___ Records shown ___

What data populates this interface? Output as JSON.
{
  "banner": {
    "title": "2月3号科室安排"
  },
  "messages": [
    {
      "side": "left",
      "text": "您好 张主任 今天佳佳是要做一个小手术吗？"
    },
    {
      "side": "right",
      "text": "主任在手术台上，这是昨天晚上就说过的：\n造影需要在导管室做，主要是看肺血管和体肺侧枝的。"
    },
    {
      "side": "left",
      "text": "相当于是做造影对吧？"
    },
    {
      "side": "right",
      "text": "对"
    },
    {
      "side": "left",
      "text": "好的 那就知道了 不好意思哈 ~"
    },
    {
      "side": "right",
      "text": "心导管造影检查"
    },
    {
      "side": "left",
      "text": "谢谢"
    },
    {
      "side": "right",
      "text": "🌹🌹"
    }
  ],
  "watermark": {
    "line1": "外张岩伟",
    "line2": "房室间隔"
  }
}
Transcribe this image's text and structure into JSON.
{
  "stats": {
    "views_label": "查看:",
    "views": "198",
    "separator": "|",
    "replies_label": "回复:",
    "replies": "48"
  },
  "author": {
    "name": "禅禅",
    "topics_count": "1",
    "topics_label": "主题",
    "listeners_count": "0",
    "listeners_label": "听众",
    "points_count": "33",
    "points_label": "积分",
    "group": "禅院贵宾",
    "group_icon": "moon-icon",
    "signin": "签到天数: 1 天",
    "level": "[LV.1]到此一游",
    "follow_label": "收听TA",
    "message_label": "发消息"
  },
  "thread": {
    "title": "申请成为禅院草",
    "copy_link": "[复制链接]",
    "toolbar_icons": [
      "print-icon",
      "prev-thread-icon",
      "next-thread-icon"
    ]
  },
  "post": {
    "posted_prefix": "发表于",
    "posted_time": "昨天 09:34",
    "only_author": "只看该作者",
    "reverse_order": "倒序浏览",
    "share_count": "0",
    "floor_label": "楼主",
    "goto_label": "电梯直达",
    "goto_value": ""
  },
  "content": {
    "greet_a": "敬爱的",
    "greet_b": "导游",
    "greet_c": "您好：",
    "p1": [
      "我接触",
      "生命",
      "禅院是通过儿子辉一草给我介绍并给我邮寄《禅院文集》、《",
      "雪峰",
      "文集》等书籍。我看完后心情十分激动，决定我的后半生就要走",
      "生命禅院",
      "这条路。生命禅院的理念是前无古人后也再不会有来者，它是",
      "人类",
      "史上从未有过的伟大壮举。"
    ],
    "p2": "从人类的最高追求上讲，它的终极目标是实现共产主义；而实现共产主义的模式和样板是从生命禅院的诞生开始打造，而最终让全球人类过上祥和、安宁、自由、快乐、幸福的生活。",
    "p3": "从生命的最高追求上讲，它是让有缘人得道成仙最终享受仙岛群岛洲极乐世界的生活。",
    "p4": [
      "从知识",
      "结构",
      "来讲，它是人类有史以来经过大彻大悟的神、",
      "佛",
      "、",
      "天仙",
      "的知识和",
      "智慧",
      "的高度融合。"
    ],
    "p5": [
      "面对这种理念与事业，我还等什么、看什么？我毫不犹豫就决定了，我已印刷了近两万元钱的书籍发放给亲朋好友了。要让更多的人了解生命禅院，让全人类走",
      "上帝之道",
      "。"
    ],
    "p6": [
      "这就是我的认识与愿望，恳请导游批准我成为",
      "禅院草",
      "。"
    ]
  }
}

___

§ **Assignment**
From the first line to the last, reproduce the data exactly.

§ **Answer section**
What data populates this interface? Output as JSON.
{
  "banner": {
    "title": "2月3号科室安排"
  },
  "messages": [
    {
      "side": "left",
      "text": "您好 张主任 今天佳佳是要做一个小手术吗？"
    },
    {
      "side": "right",
      "text": "主任在手术台上，这是昨天晚上就说过的：\n造影需要在导管室做，主要是看肺血管和体肺侧枝的。"
    },
    {
      "side": "left",
      "text": "相当于是做造影对吧？"
    },
    {
      "side": "right",
      "text": "对"
    },
    {
      "side": "left",
      "text": "好的 那就知道了 不好意思哈 ~"
    },
    {
      "side": "right",
      "text": "心导管造影检查"
    },
    {
      "side": "left",
      "text": "谢谢"
    },
    {
      "side": "right",
      "text": "🌹🌹"
    }
  ],
  "watermark": {
    "line1": "外张岩伟",
    "line2": "房室间隔"
  }
}
Transcribe this image's text and structure into JSON.
{
  "stats": {
    "views_label": "查看:",
    "views": "198",
    "separator": "|",
    "replies_label": "回复:",
    "replies": "48"
  },
  "author": {
    "name": "禅禅",
    "topics_count": "1",
    "topics_label": "主题",
    "listeners_count": "0",
    "listeners_label": "听众",
    "points_count": "33",
    "points_label": "积分",
    "group": "禅院贵宾",
    "group_icon": "moon-icon",
    "signin": "签到天数: 1 天",
    "level": "[LV.1]到此一游",
    "follow_label": "收听TA",
    "message_label": "发消息"
  },
  "thread": {
    "title": "申请成为禅院草",
    "copy_link": "[复制链接]",
    "toolbar_icons": [
      "print-icon",
      "prev-thread-icon",
      "next-thread-icon"
    ]
  },
  "post": {
    "posted_prefix": "发表于",
    "posted_time": "昨天 09:34",
    "only_author": "只看该作者",
    "reverse_order": "倒序浏览",
    "share_count": "0",
    "floor_label": "楼主",
    "goto_label": "电梯直达",
    "goto_value": ""
  },
  "content": {
    "greet_a": "敬爱的",
    "greet_b": "导游",
    "greet_c": "您好：",
    "p1": [
      "我接触",
      "生命",
      "禅院是通过儿子辉一草给我介绍并给我邮寄《禅院文集》、《",
      "雪峰",
      "文集》等书籍。我看完后心情十分激动，决定我的后半生就要走",
      "生命禅院",
      "这条路。生命禅院的理念是前无古人后也再不会有来者，它是",
      "人类",
      "史上从未有过的伟大壮举。"
    ],
    "p2": "从人类的最高追求上讲，它的终极目标是实现共产主义；而实现共产主义的模式和样板是从生命禅院的诞生开始打造，而最终让全球人类过上祥和、安宁、自由、快乐、幸福的生活。",
    "p3": "从生命的最高追求上讲，它是让有缘人得道成仙最终享受仙岛群岛洲极乐世界的生活。",
    "p4": [
      "从知识",
      "结构",
      "来讲，它是人类有史以来经过大彻大悟的神、",
      "佛",
      "、",
      "天仙",
      "的知识和",
      "智慧",
      "的高度融合。"
    ],
    "p5": [
      "面对这种理念与事业，我还等什么、看什么？我毫不犹豫就决定了，我已印刷了近两万元钱的书籍发放给亲朋好友了。要让更多的人了解生命禅院，让全人类走",
      "上帝之道",
      "。"
    ],
    "p6": [
      "这就是我的认识与愿望，恳请导游批准我成为",
      "禅院草",
      "。"
    ]
  }
}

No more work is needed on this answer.